Return the lines of the listing below exactly as they appear, beginning at the one with "What data populates" and stopping after the one with "Extract the structured"; do not include pictures.

══════════

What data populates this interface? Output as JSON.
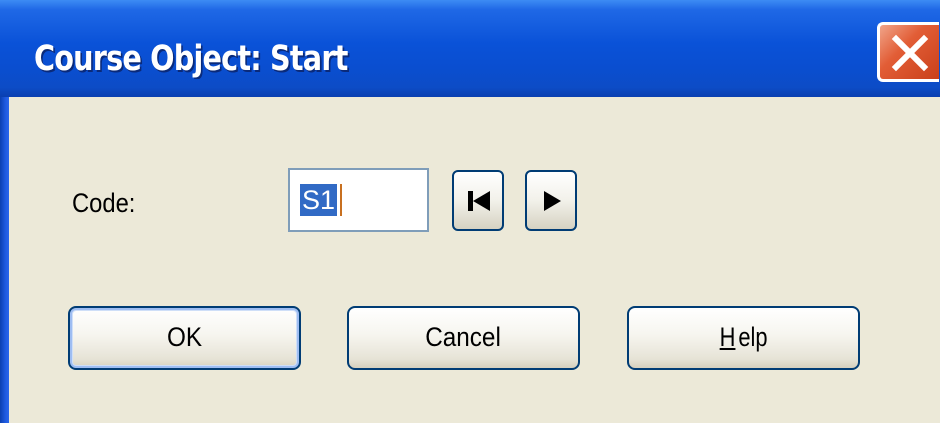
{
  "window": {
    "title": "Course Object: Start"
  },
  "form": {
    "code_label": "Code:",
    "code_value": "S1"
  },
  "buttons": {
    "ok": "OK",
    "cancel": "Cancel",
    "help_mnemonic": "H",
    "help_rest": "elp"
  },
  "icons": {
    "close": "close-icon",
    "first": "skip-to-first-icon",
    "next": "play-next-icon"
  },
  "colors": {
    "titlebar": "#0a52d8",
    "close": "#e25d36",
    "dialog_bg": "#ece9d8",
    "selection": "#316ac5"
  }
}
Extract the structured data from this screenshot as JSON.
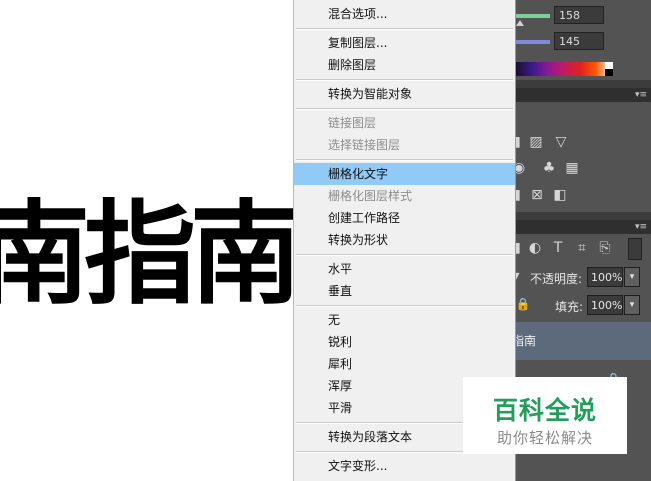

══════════

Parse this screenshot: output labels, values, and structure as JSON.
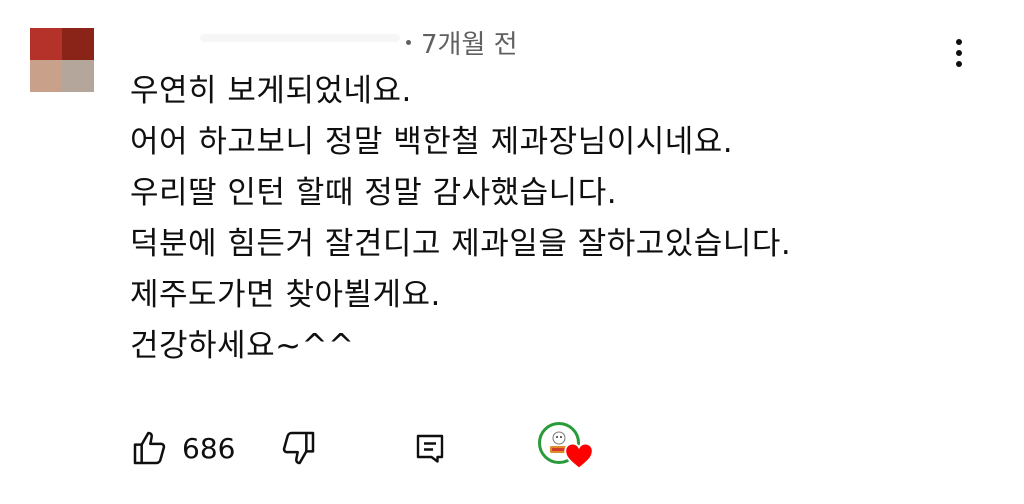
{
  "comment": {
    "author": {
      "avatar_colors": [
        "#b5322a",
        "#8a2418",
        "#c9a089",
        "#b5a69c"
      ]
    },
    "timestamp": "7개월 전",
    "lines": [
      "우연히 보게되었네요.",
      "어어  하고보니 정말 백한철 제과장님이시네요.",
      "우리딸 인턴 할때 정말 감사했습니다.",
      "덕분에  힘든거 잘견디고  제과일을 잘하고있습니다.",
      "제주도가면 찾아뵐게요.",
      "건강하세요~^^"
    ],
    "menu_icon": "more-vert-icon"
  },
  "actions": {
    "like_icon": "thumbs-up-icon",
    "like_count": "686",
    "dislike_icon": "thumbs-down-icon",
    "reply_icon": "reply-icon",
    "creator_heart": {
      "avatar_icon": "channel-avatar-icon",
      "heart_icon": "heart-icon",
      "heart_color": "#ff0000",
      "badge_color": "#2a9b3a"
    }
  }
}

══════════

### SOLUTION TO THIS TASK
What data populates this interface? Output as JSON.
{
  "window": {
    "title": "Course Object: Start"
  },
  "form": {
    "code_label": "Code:",
    "code_value": "S1"
  },
  "buttons": {
    "ok": "OK",
    "cancel": "Cancel",
    "help_mnemonic": "H",
    "help_rest": "elp"
  },
  "icons": {
    "close": "close-icon",
    "first": "skip-to-first-icon",
    "next": "play-next-icon"
  },
  "colors": {
    "titlebar": "#0a52d8",
    "close": "#e25d36",
    "dialog_bg": "#ece9d8",
    "selection": "#316ac5"
  }
}
Extract the structured data from this screenshot as JSON.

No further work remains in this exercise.